    ABSTRACT: A necessary feature of the immune system, TCR (T-cell receptor) cross-reactivity has been implicated in numerous autoimmune pathologies and is an underlying cause of transplant rejection. Early studies of the interactions of alphabeta TCRs (T-cell receptors) with their peptide-MHC ligands suggested that conformational plasticity in the TCR CDR (complementarity determining region) loops is a dominant contributor to T-cell cross-reactivity. Since these initial studies, the database of TCRs whose structures have been solved both bound and free is now large enough to permit general conclusions to be drawn about the extent of TCR plasticity and the types and locations of motion that occur. In the present paper, we review the conformational differences between free and bound TCRs, quantifying the structural changes that occur and discussing their possible roles in specificity and cross-reactivity. We show that, rather than undergoing major structural alterations or 'folding' upon binding, the majority of TCR CDR loops shift by relatively small amounts. The structural changes that do occur are dominated by hinge-bending motions, with loop remodelling usually occurring near loop apexes. As predicted from previous studies, the largest changes are in the hypervariable CDR3alpha and CDR3beta loops, although in some cases the germline-encoded CDR1alpha and CDR2alpha loops shift in magnitudes that approximate those of the CDR3 loops. Intriguingly, the smallest shifts are in the germline-encoded loops of the beta-chain, consistent with recent suggestions that the TCR beta domain may drive ligand recognition.

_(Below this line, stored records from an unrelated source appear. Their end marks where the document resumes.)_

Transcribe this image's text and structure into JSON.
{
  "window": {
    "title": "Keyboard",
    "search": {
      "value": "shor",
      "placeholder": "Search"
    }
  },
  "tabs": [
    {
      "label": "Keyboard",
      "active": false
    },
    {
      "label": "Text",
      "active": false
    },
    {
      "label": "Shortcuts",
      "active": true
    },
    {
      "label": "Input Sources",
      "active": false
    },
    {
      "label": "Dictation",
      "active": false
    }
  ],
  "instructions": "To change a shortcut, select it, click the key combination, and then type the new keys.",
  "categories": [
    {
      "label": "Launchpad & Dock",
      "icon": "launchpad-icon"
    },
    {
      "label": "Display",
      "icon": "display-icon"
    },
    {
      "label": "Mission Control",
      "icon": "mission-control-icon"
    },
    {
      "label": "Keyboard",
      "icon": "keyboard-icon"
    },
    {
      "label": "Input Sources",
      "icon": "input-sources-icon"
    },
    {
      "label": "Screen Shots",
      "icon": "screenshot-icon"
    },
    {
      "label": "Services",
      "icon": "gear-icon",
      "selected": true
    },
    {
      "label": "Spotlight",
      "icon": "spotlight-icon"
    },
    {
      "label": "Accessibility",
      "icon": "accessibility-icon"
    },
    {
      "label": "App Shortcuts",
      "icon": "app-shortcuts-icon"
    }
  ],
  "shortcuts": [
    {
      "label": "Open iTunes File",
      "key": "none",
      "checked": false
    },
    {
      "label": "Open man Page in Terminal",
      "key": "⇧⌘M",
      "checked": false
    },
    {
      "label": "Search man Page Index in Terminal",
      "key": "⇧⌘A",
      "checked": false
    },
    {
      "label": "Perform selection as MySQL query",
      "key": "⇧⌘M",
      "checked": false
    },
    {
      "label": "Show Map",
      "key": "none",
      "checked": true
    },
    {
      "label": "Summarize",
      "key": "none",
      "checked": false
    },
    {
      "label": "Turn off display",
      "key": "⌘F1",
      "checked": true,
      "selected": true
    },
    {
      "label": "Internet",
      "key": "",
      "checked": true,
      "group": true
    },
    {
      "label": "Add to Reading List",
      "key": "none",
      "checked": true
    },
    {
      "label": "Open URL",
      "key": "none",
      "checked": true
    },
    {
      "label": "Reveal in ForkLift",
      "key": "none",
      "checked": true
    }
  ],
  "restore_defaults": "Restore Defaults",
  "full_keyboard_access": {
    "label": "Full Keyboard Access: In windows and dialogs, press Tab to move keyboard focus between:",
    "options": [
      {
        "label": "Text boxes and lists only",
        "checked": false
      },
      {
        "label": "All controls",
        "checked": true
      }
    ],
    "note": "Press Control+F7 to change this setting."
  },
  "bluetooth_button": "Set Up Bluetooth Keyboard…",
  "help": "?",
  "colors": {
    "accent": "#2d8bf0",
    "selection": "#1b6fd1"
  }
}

    Biochemical Journal 11/2008; 415(2):183-96. DOI:10.1042/BJ20080850 · 4.78 Impact Factor
Show more